- Opening Delimiter -
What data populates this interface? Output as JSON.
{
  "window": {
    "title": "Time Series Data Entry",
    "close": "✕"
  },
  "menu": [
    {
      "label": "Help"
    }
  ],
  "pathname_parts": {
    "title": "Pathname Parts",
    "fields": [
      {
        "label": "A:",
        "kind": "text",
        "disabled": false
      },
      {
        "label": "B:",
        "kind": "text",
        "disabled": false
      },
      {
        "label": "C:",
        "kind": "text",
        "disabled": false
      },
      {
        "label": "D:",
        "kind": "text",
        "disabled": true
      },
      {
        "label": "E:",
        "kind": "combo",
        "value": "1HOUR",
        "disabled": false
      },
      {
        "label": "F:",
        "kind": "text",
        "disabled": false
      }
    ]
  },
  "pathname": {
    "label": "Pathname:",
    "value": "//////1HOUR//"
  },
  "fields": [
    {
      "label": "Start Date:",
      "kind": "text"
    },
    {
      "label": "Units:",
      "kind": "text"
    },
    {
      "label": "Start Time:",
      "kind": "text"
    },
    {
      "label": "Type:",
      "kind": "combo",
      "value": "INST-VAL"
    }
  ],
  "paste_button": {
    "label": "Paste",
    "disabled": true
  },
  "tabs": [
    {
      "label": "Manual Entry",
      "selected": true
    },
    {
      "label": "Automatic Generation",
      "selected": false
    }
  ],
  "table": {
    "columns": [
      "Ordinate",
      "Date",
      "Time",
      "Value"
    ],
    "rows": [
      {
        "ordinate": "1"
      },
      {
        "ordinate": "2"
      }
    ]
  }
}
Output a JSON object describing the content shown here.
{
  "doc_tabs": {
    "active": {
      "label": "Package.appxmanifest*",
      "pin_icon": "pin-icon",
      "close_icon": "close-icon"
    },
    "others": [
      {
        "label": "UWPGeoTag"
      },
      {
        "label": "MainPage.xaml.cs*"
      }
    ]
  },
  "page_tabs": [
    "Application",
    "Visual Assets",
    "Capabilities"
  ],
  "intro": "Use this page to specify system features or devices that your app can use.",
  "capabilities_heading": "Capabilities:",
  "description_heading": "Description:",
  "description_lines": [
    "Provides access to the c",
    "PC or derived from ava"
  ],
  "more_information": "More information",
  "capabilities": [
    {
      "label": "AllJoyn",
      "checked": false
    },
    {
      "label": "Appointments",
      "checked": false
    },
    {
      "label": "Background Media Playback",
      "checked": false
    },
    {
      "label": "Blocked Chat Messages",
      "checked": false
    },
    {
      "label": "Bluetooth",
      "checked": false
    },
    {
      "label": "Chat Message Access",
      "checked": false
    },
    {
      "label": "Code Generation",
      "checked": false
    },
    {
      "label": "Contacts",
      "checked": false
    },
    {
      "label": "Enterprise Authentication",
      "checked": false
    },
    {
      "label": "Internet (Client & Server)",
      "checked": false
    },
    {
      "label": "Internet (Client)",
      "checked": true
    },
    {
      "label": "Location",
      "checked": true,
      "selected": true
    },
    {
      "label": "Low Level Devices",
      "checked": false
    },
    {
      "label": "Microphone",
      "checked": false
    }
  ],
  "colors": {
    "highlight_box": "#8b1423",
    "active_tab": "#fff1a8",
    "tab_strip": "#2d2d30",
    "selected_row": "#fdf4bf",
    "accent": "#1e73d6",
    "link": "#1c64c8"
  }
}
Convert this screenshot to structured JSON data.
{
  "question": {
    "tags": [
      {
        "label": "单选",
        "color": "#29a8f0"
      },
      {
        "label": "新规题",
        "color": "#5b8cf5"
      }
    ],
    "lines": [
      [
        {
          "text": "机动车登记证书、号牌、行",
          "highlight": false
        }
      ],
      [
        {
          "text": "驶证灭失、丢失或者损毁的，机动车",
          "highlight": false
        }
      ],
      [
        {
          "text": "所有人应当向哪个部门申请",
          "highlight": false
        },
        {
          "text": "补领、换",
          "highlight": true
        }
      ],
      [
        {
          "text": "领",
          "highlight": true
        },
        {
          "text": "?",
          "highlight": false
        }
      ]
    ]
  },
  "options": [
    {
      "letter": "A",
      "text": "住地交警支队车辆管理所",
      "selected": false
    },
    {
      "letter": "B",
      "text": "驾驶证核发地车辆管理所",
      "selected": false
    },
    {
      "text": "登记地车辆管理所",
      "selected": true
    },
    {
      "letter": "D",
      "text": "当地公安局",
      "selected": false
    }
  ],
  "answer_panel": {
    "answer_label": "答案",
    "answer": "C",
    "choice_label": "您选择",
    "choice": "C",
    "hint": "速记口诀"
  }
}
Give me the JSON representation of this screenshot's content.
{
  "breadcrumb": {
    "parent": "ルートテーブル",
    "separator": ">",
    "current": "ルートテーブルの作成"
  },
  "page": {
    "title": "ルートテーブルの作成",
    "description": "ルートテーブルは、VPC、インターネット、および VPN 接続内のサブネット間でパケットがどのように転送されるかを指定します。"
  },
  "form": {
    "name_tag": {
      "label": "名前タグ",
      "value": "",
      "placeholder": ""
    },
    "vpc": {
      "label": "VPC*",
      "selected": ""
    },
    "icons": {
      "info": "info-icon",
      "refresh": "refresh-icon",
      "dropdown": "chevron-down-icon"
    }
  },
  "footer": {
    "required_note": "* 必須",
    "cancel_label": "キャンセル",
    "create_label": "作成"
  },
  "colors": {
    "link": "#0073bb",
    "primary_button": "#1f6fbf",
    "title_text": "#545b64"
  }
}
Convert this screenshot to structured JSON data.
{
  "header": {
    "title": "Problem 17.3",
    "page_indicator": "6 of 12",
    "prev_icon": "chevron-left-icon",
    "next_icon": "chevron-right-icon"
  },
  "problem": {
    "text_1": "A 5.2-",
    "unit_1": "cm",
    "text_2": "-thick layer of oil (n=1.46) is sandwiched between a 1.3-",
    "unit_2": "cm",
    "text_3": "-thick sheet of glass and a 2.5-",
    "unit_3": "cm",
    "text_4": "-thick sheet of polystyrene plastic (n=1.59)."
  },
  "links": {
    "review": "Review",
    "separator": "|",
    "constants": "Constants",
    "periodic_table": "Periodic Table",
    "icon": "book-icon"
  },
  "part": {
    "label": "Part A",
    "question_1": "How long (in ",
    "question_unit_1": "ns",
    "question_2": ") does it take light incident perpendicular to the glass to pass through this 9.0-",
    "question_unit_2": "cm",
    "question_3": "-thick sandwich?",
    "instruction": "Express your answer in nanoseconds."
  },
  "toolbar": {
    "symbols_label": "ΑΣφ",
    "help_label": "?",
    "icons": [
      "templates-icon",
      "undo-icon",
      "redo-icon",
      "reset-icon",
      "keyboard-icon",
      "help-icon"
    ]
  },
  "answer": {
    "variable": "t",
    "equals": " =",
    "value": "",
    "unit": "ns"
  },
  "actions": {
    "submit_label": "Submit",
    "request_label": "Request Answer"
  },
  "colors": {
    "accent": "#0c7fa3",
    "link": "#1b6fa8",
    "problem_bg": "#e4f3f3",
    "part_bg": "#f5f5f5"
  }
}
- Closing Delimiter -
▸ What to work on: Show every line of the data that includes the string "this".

▸ Written solution:
What data populates this interface? Output as JSON.
  "intro": "Use this page to specify system features or devices that your app can use.",
Convert this screenshot to structured JSON data.
Give me the JSON representation of this screenshot's content.
Convert this screenshot to structured JSON data.
    "question_2": ") does it take light incident perpendicular to the glass to pass through this 9.0-",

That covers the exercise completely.